The project became infamous when it was mentioned during the criminal trial of Thomas Springstein, a former track coach for some German athletes, who was found guilty of giving athletes performance enhancing drugs without their knowledge. An email in which Springstein attempted to obtain Repoxygen was read by a prosecutor, which led to a flurry of media coverage.[2]

The World Anti-Doping Agency banned "gene doping" in 2003[2] and as of 2009 was researching detection methods for substances such as repoxygen.[3]


  1. ^ AdisInsight Erythropoietin gene therapy - Oxford BioMedica Page accessed June 5, 2016
  2. ^ a b Gretchen Reynolds for The New York Times. June 3, 2007. Outlaw DNA
  3. ^ World Anti Doping Agency. (October 2009). Gene Doping. In World Anti-Doping Agency. Retrieved April 11, 2012, from

Additional reading[edit]
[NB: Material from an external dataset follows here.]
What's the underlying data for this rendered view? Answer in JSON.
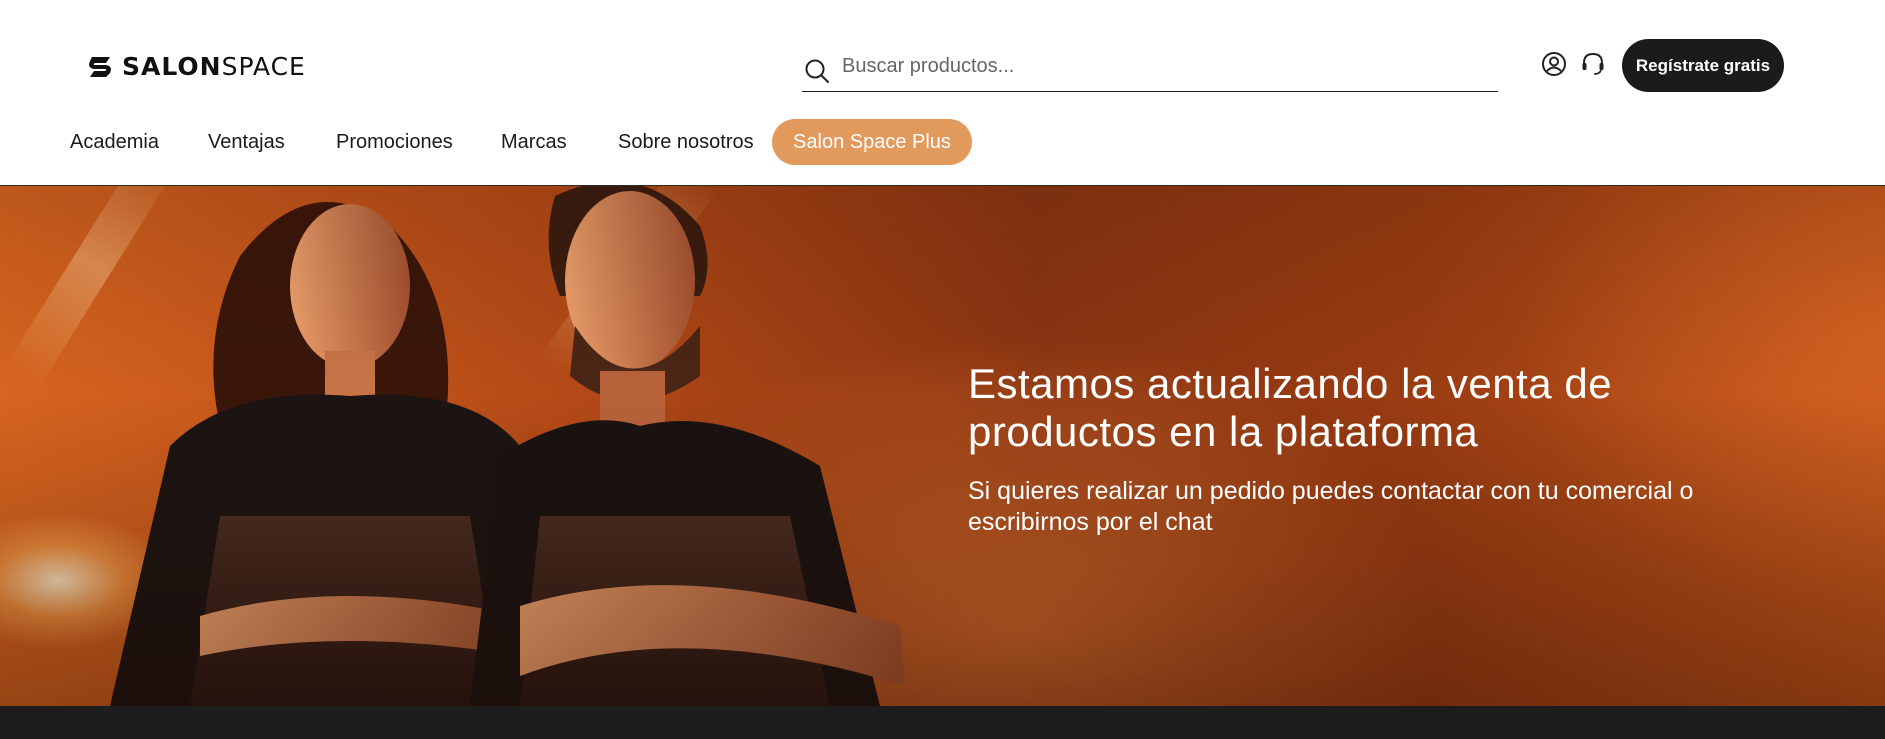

  • Patrick Barry. Aug. 2, 2008 Finding the Golden Genes. Science News 174(3):16-21
  • Yoshimi M, Maeyama T, Yamada M, Hamada N, Fukumoto J, Kawaguchi T, Kuwano K, & Nakanishi Y. (2008). Recombinant human erythropoietin reduces epithelial cell apoptosis and attenuates bleomycin-induced pneumonitis in mice. Respirology 13(5). 639-645.
  • Percy MJ. (2008). Familial erythrocytosis arising from a gain-of-function mutation in the HIF2A gene of the oxygen sensing pathway. Ulster Medical Journal 77(2). 86-88.